Post Tagged 'manual labor'

Brains and brawn: Does manual labor belong in the modern economy?

As economic prosperity continues to spread, and as the American economy completes its transition into the age of information, manual labor is increasingly cast down in the popular imagination. When our youth navigate and graduate from high school, they receive a range of pressures to attend four-year colleges and pursue various “white-collar” careers, whether in finance or law or tech or the academy. Continue Reading...

Delivery Boy for a Day

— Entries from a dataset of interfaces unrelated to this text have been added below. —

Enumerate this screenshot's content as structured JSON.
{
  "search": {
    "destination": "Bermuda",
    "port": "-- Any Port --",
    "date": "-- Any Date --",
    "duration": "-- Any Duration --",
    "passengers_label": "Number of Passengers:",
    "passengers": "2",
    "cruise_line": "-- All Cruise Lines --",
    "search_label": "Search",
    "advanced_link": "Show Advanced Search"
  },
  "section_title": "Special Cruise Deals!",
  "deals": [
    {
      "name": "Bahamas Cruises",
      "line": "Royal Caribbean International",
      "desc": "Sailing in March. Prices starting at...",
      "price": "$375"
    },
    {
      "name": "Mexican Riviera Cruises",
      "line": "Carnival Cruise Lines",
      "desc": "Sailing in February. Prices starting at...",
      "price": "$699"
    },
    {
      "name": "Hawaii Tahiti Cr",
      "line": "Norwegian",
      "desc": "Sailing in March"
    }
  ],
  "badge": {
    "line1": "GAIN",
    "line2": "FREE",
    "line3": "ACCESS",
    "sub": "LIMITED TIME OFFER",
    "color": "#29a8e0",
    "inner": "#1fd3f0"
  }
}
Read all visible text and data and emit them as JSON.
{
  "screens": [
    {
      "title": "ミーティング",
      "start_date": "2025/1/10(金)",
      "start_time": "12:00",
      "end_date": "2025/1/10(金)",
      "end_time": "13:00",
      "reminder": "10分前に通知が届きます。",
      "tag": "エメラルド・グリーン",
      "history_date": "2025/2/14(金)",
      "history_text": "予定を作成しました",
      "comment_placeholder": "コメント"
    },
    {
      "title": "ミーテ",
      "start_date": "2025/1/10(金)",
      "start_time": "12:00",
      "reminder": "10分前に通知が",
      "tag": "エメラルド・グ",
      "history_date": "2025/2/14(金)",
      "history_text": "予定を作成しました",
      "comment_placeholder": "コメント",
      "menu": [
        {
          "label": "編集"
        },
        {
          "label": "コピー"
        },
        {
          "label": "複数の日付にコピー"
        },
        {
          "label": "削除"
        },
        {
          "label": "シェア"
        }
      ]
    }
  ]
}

In light of my recent posts on boyhood and the formative power of work, a new holiday ad for UPS does a nice job of illustrating a key point: something deep down in a boy longs for work, and that basic desire ought to be guided, encouraged, and discipled accordingly, not downplayed, distorted, or ignored. Continue Reading...

How a Shoe Builds Civilization

Can something as simple as a shoe build civilization? I recently had the pleasure of touring the Red Wing Shoe Museum in Red Wing, Minnesota, home of the Red Wing Shoe Company, and the answer became quite clear. Continue Reading...

Reclaiming the Honor of Craftsmanship

As economic prosperity has increased, and as the American economy has transitioned from agrarian to industrial to information-driven, manual labor has been increasingly cast down in the popular imagination. When our youth navigate and graduate from high school, they receive pressure from all directions to excel in particular areas and attend a four-year college, typically in pursuit of “white-collar” work. Continue Reading...

Leaves and Fruit: The Spiritual Value of Manual Labor

In his Acton Commentary today, Jordan Ballor writes, All work has a spiritual dimension because the human person who works in whatever capacity does so as an image-bearer of God. “While the classic Greek mind tended to scorn work with the hands,” write Berghoef and DeKoster, “the Bible suggests that something about it structures the soul.” If we derogate work with the hands, manual and skilled labor, in this way, we separate what God has put together and create a culture that disdains the hard and often dirty work of cultivating the world in service of others. Continue Reading...

Make Work Your Favorite

Very often it is difficult to see in any concrete way how our work really means anything at all. The drudgery of the daily routine can be numbing, sometimes literally depending on your working conditions. Continue Reading...